### Task goal
Among the lines below, list those containing the string "Census".
BEGIN Records for this task
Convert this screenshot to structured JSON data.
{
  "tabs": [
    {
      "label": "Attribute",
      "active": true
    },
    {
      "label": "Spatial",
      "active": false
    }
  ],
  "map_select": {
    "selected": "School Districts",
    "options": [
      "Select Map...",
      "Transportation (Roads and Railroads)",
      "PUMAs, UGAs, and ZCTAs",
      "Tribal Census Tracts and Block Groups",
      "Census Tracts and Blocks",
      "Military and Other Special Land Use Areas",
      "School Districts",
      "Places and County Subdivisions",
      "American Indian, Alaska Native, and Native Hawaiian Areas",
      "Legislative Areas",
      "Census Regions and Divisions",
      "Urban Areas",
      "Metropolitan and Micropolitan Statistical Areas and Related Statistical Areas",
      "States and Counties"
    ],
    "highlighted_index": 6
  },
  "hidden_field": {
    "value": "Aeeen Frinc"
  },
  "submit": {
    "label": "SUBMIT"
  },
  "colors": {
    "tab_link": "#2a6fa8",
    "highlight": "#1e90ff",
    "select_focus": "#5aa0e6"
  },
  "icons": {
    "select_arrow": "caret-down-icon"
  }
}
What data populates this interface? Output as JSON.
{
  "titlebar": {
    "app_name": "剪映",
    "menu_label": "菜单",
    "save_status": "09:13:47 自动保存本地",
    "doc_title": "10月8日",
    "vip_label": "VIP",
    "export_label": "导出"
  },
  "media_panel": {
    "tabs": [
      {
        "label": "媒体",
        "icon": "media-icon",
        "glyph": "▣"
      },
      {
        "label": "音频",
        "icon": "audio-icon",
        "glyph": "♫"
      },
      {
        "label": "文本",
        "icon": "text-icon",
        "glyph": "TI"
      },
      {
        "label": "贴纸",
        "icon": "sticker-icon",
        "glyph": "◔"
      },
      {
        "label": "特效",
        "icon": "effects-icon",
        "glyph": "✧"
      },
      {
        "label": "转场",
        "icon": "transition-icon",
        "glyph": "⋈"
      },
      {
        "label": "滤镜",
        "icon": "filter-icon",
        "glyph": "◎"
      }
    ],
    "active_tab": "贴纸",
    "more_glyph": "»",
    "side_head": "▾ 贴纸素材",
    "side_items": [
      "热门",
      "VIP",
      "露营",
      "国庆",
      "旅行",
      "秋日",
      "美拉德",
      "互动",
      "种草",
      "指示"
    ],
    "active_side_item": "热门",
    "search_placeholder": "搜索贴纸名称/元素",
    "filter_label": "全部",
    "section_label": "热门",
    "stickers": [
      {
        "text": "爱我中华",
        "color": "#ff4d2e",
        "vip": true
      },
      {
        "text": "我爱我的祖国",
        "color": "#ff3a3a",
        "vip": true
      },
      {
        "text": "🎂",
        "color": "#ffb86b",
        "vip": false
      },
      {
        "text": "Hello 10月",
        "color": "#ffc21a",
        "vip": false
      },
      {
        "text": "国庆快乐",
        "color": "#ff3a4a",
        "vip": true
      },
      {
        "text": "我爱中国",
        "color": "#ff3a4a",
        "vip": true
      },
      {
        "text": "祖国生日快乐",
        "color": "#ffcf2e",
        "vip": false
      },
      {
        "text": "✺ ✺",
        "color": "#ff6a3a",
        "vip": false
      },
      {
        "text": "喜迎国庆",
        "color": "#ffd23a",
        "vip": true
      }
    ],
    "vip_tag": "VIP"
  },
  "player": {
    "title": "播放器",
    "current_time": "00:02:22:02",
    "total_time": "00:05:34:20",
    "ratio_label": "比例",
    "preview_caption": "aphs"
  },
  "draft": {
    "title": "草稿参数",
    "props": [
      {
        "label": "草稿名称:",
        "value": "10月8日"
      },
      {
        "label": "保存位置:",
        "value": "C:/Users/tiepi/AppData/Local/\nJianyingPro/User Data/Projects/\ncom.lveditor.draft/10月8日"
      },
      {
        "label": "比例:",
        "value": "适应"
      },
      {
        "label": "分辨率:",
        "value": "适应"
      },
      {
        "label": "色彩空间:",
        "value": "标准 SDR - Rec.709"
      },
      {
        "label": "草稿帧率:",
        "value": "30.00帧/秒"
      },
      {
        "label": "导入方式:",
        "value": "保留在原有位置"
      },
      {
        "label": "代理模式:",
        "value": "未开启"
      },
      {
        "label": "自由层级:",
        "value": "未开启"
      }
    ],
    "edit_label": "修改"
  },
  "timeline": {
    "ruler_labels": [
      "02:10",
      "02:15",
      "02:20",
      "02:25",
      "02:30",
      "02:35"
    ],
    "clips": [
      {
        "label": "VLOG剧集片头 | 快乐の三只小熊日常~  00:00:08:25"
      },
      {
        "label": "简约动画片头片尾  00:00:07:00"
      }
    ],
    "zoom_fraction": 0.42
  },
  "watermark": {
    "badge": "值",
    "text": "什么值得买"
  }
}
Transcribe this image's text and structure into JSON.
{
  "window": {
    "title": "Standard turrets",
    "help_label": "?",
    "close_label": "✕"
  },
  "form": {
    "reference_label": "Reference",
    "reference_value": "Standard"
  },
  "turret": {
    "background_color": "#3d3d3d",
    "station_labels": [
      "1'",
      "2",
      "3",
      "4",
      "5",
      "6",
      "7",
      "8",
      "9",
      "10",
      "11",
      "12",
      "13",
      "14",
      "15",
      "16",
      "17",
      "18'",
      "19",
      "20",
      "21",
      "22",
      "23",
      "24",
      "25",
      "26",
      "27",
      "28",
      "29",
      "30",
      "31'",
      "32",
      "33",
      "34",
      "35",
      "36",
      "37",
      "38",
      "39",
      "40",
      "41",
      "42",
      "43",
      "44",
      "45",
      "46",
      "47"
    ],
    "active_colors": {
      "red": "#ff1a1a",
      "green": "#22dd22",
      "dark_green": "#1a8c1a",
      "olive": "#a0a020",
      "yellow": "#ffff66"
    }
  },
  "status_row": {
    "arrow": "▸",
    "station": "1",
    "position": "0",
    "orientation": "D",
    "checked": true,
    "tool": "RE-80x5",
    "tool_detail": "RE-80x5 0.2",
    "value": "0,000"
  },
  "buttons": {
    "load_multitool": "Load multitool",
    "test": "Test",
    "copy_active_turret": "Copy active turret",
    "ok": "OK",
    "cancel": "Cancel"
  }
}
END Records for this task
### Reply to the task
      "Tribal Census Tracts and Block Groups",
      "Census Tracts and Blocks",
      "Census Regions and Divisions",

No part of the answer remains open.